07/16/2013 4:57PM

Breeders’ Cup fills five board seats


LEXINGTON, Ky. – Four of five open seats on the board of Breeders’ Cup Ltd. were filled at the close of voting on Tuesday, the organization announced, with the fifth seat being filled after two nominees agreed to draw lots following a tie in the voting.

The four board members elected included: Bill Oppenheim, a journalist and pedigree consultant, who was elected to the board for the first time; J. David Richardson, the chief of surgery at the University of Louisville and a longtime owner and breeder, also elected to the board for the first time; Roy Jackson, the Pennsylvania-based breeder, who was reelected; and Barry Weisbord, the owner of Thoroughbred Daily News, who was also re-elected.

The fifth seat was filled after Elliott Walden, the general manager of WinStar Farm, and Jerry Crawford, the managing partner of Donegal Racing, agreed to draw lots to break a tie rather than conduct a runoff vote. Walden won the draw, according to Breeders’ Cup.

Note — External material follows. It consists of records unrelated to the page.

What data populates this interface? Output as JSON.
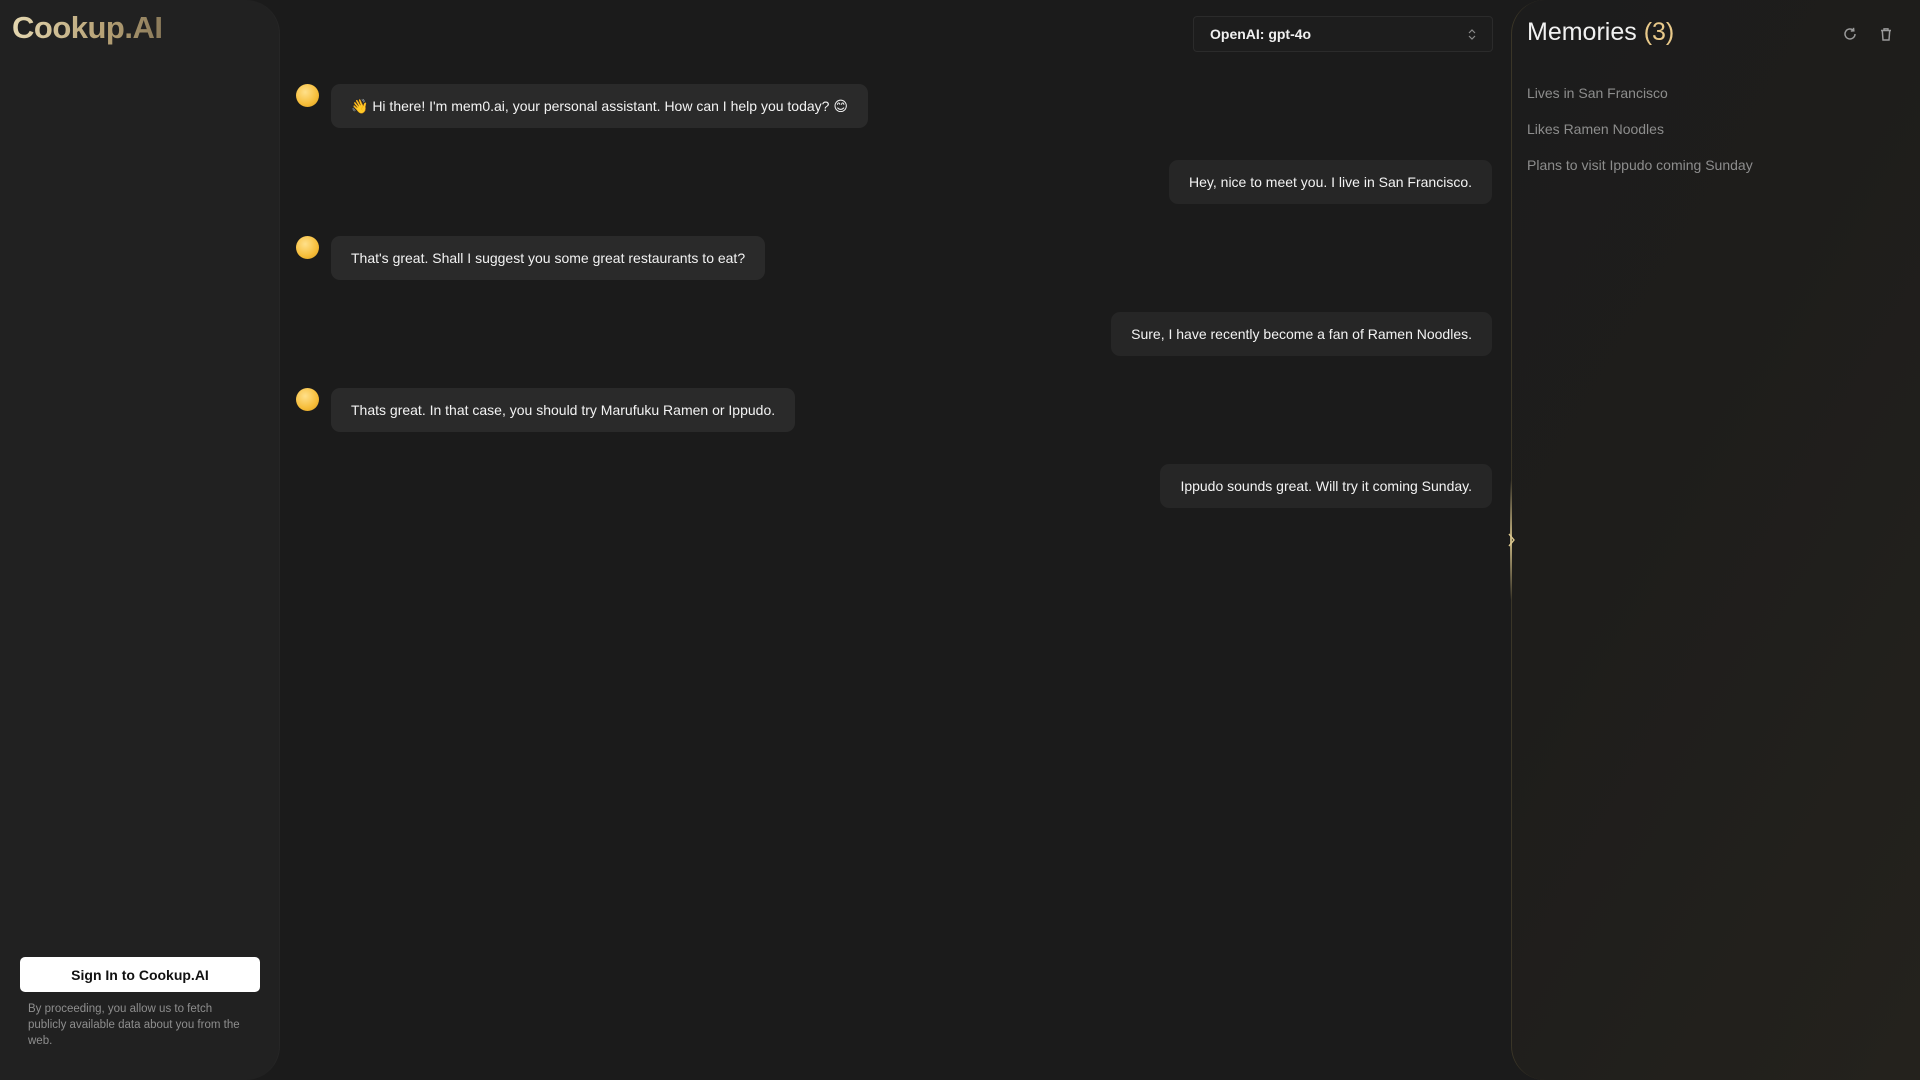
{
  "brand": {
    "logo": "Cookup.AI"
  },
  "sidebar": {
    "signin_label": "Sign In to Cookup.AI",
    "disclaimer": "By proceeding, you allow us to fetch publicly available data about you from the web."
  },
  "model_select": {
    "value": "OpenAI: gpt-4o"
  },
  "chat": {
    "messages": [
      {
        "role": "assistant",
        "text": "👋 Hi there! I'm mem0.ai, your personal assistant. How can I help you today? 😊"
      },
      {
        "role": "user",
        "text": "Hey, nice to meet you. I live in San Francisco."
      },
      {
        "role": "assistant",
        "text": "That's great. Shall I suggest you some great restaurants to eat?"
      },
      {
        "role": "user",
        "text": "Sure, I have recently become a fan of Ramen Noodles."
      },
      {
        "role": "assistant",
        "text": "Thats great. In that case, you should try Marufuku Ramen or Ippudo."
      },
      {
        "role": "user",
        "text": "Ippudo sounds great. Will try it coming Sunday."
      }
    ]
  },
  "memories": {
    "title": "Memories",
    "count": "(3)",
    "items": [
      "Lives in San Francisco",
      "Likes Ramen Noodles",
      "Plans to visit Ippudo coming Sunday"
    ],
    "icons": {
      "refresh": "refresh-icon",
      "delete": "trash-icon"
    }
  },
  "colors": {
    "accent": "#e9c98a",
    "avatar": "#f6bd39",
    "background": "#1b1b1b"
  }
}
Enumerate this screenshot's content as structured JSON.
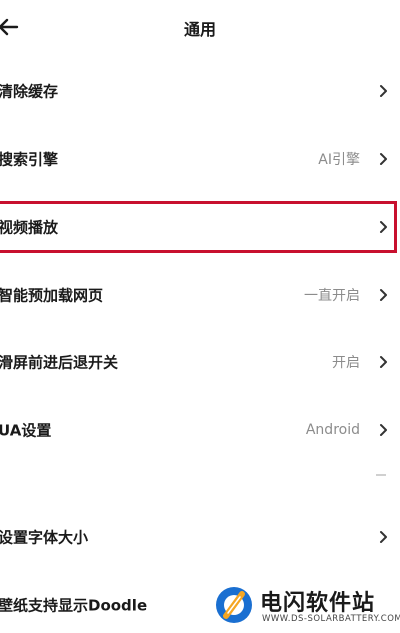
{
  "header": {
    "title": "通用",
    "back_icon": "arrow-left-icon"
  },
  "settings": [
    {
      "label": "清除缓存",
      "value": ""
    },
    {
      "label": "搜索引擎",
      "value": "AI引擎"
    },
    {
      "label": "视频播放",
      "value": ""
    },
    {
      "label": "智能预加载网页",
      "value": "一直开启"
    },
    {
      "label": "滑屏前进后退开关",
      "value": "开启"
    },
    {
      "label": "UA设置",
      "value": "Android"
    },
    {
      "label": "设置字体大小",
      "value": ""
    },
    {
      "label": "壁纸支持显示Doodle",
      "value": ""
    }
  ],
  "highlight_color": "#c8102e",
  "watermark": {
    "name": "电闪软件站",
    "url": "WWW.DS-SOLARBATTERY.COM",
    "logo_colors": [
      "#1a6fd1",
      "#f5a623"
    ]
  }
}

The Breeders’ Cup’s 48 members are allowed to vote for directors.

Both J. David Richardson and Roy Jackson were among 40 individuals or racing stables who signed a pledge in 2012 to race their 2-year-olds without the raceday administration of the legal anti-bleeding medication furosemide, commonly known as Lasix. Richardson was also the chairman of the Thoroughbred Owners and Breeders Association’s American Graded Stakes Committee when it voted in 2011 to require that all 2-year-old graded stakes in 2012 be run without raceday furosemide in order to qualify for a grade. The committee later voted to rescind the policy before it could take effect.

In a column published after the vote was taken to rescind the policy, Oppenheim, a member of the committee at the time, said he would resign, calling the decision “gutless.”

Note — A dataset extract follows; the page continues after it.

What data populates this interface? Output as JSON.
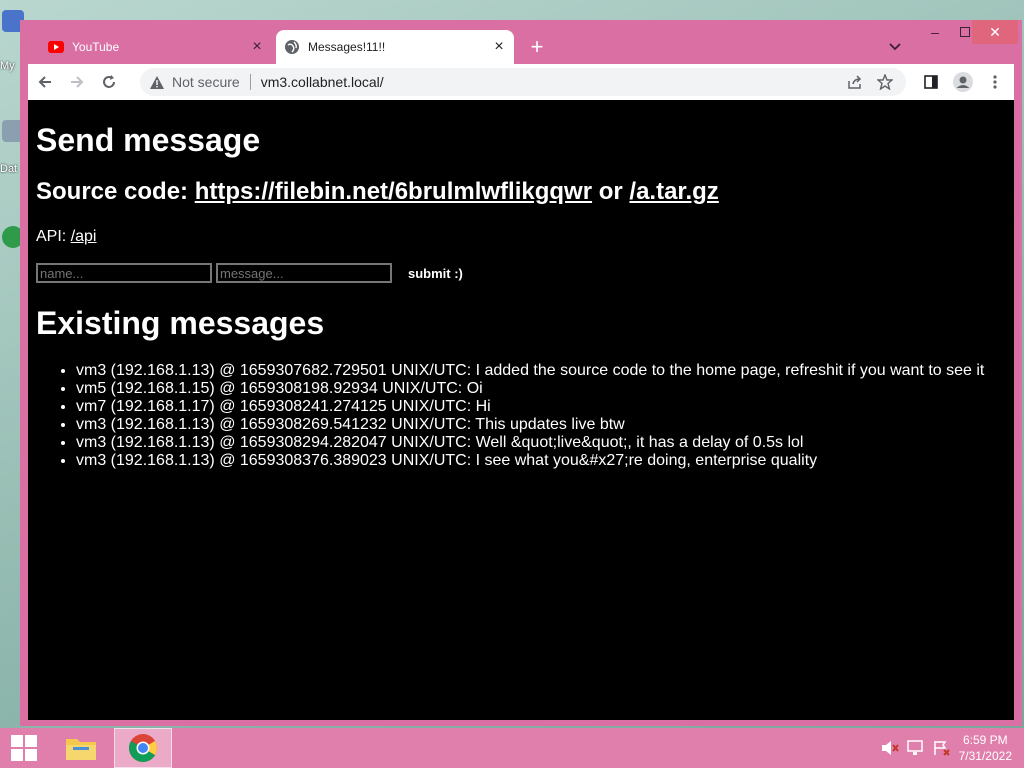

Earlier this year, the Breeders’ Cup board voted to suspend a policy that would have expanded a ban on raceday furosemide to all of its races, limiting the ban in 2013 to 2-year-old races. At the 2012 event, the ban was in effect for the five 2-year-old races, and field size dropped, in the aggregate, by 22 percent, though it is unclear if the ban was the primary cause for the decline.

The decision to suspend the ban led to a rift on the Breeders’ Cup board and the resignation of one member, Oliver Tait.

Horsemen’s groups have resisted efforts to rollback the raceday use of furosemide, arguing that the drug’s efficacy in preventing bleeding justifies its use. Some horsemen have threatened to boycott the Breeders’ Cup if the ban is expanded to all of the event’s races.